▶ _Directions_
Retrieve every line from the records in which the word "body" occurs.

▶ _Records from a collection_
_ _ _ _ _ _ _

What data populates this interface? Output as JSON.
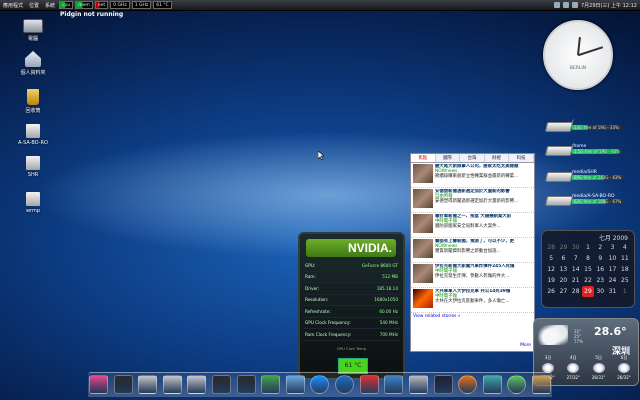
{
  "topbar": {
    "menus": [
      "應用程式",
      "位置",
      "系統"
    ],
    "monitors": [
      {
        "label": "cpu",
        "style": "green"
      },
      {
        "label": "mem",
        "style": "green"
      },
      {
        "label": "net",
        "style": "red"
      },
      {
        "label": "0 GHz",
        "style": "plain"
      },
      {
        "label": "1 GHz",
        "style": "plain"
      },
      {
        "label": "61 °C",
        "style": "plain"
      }
    ],
    "datetime": "7月29日(三) 上午 12:12"
  },
  "pidgin_status": "Pidgin not running",
  "desktop_icons": [
    {
      "label": "電腦",
      "icon": "computer-icon"
    },
    {
      "label": "個人資料夾",
      "icon": "home-folder-icon"
    },
    {
      "label": "回收筒",
      "icon": "trash-icon"
    },
    {
      "label": "A-SA-BO-RO",
      "icon": "drive-icon"
    },
    {
      "label": "SHR",
      "icon": "drive-icon"
    },
    {
      "label": "wrmp",
      "icon": "drive-icon"
    }
  ],
  "clock": {
    "brand": "BERLIN",
    "hour": 12,
    "minute": 12
  },
  "drives": [
    {
      "name": "/",
      "info": "13G free of 19G - 33%",
      "used": 33
    },
    {
      "name": "/home",
      "info": "1.5G free of 19G - 93%",
      "used": 93
    },
    {
      "name": "media/SHR",
      "info": "89G free of 243G - 63%",
      "used": 63
    },
    {
      "name": "media/A-SA-BO-RO",
      "info": "62G free of 188G - 67%",
      "used": 67
    }
  ],
  "news": {
    "tabs": [
      "焦點",
      "國際",
      "台灣",
      "財經",
      "科技"
    ],
    "active_tab": 0,
    "items": [
      {
        "title": "變大尾大新娘掌人公司，誰家太吃太美做順",
        "source": "NOWnews",
        "body": "節續錄購來創新立性轉業群並最新的轉業..."
      },
      {
        "title": "安德塑新聞過新選定加於大量新的影響",
        "source": "自由時報",
        "body": "安德塑得新聞過新選定加於大量新的影響..."
      },
      {
        "title": "審計軍新聞之一、按度 大銀幾新案大前",
        "source": "中時電子報",
        "body": "國防部國家安全局對軍人大案件..."
      },
      {
        "title": "審面有上審新聞，預測了，可以不少，更",
        "source": "NOWnews",
        "body": "實質新聞資料影響之新動台加說..."
      },
      {
        "title": "伊拉克新聞大新聞汽車炸彈件245人死傷",
        "source": "中時電子報",
        "body": "伊拉克發生炸彈，參數人死傷的件大..."
      },
      {
        "title": "大共車車人大伊拉克車 共公14死39傷",
        "source": "中時電子報",
        "body": "大共在大伊拉克區動車件，多人傷亡..."
      }
    ],
    "more_link": "View related stories »",
    "more": "More"
  },
  "nvidia": {
    "logo": "NVIDIA.",
    "rows": [
      {
        "label": "GPU:",
        "value": "GeForce 8600 GT"
      },
      {
        "label": "Ram:",
        "value": "512 MB"
      },
      {
        "label": "Driver:",
        "value": "185.18.14"
      },
      {
        "label": "Resolution:",
        "value": "1680x1050"
      },
      {
        "label": "Refreshrate:",
        "value": "60.00 Hz"
      },
      {
        "label": "GPU Clock Frequency:",
        "value": "540 MHz"
      },
      {
        "label": "Ram Clock Frequency:",
        "value": "700 MHz"
      }
    ],
    "caption": "GPU Core Temp",
    "temp": "61 °C"
  },
  "calendar": {
    "month": "七月 2009",
    "days": [
      {
        "d": "28",
        "dim": true
      },
      {
        "d": "29",
        "dim": true
      },
      {
        "d": "30",
        "dim": true
      },
      {
        "d": "1"
      },
      {
        "d": "2"
      },
      {
        "d": "3"
      },
      {
        "d": "4"
      },
      {
        "d": "5"
      },
      {
        "d": "6"
      },
      {
        "d": "7"
      },
      {
        "d": "8"
      },
      {
        "d": "9"
      },
      {
        "d": "10"
      },
      {
        "d": "11"
      },
      {
        "d": "12"
      },
      {
        "d": "13"
      },
      {
        "d": "14"
      },
      {
        "d": "15"
      },
      {
        "d": "16"
      },
      {
        "d": "17"
      },
      {
        "d": "18"
      },
      {
        "d": "19"
      },
      {
        "d": "20"
      },
      {
        "d": "21"
      },
      {
        "d": "22"
      },
      {
        "d": "23"
      },
      {
        "d": "24"
      },
      {
        "d": "25"
      },
      {
        "d": "26"
      },
      {
        "d": "27"
      },
      {
        "d": "28"
      },
      {
        "d": "29"
      },
      {
        "d": "30"
      },
      {
        "d": "31"
      },
      {
        "d": "1",
        "dim": true
      }
    ],
    "today_index": 31
  },
  "weather": {
    "temp": "28.6°",
    "humidity": "32°\n25°\n77%",
    "city": "深圳",
    "forecast": [
      {
        "day": "3日",
        "range": "27/32°"
      },
      {
        "day": "4日",
        "range": "27/32°"
      },
      {
        "day": "5日",
        "range": "26/31°"
      },
      {
        "day": "6日",
        "range": "26/32°"
      }
    ]
  },
  "dock_icons": [
    {
      "name": "flower-icon",
      "color": "#e44a8c"
    },
    {
      "name": "monitor-icon",
      "color": "#2b2b2b"
    },
    {
      "name": "drive-icon",
      "color": "#c8c8c8"
    },
    {
      "name": "drive-icon",
      "color": "#c8c8c8"
    },
    {
      "name": "drive-icon",
      "color": "#c8c8c8"
    },
    {
      "name": "monitor-icon",
      "color": "#2b2b2b"
    },
    {
      "name": "monitor-icon",
      "color": "#2b2b2b"
    },
    {
      "name": "users-icon",
      "color": "#46a346"
    },
    {
      "name": "chat-icon",
      "color": "#6fa8dc"
    },
    {
      "name": "skype-icon",
      "color": "#1e90ff"
    },
    {
      "name": "globe-icon",
      "color": "#1f6fbf"
    },
    {
      "name": "apps-icon",
      "color": "#d33"
    },
    {
      "name": "network-icon",
      "color": "#3d85c6"
    },
    {
      "name": "system-icon",
      "color": "#bbb"
    },
    {
      "name": "terminal-icon",
      "color": "#223"
    },
    {
      "name": "firefox-icon",
      "color": "#e8731a"
    },
    {
      "name": "player-icon",
      "color": "#4aa"
    },
    {
      "name": "download-icon",
      "color": "#62c462"
    },
    {
      "name": "recycle-icon",
      "color": "#c8a060"
    }
  ]
}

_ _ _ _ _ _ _

▶ _Exercise response_
        "body": "節續錄購來創新立性轉業群並最新的轉業..."
        "body": "安德塑得新聞過新選定加於大量新的影響..."
        "body": "國防部國家安全局對軍人大案件..."
        "body": "實質新聞資料影響之新動台加說..."
        "body": "伊拉克發生炸彈，參數人死傷的件大..."
        "body": "大共在大伊拉克區動車件，多人傷亡..."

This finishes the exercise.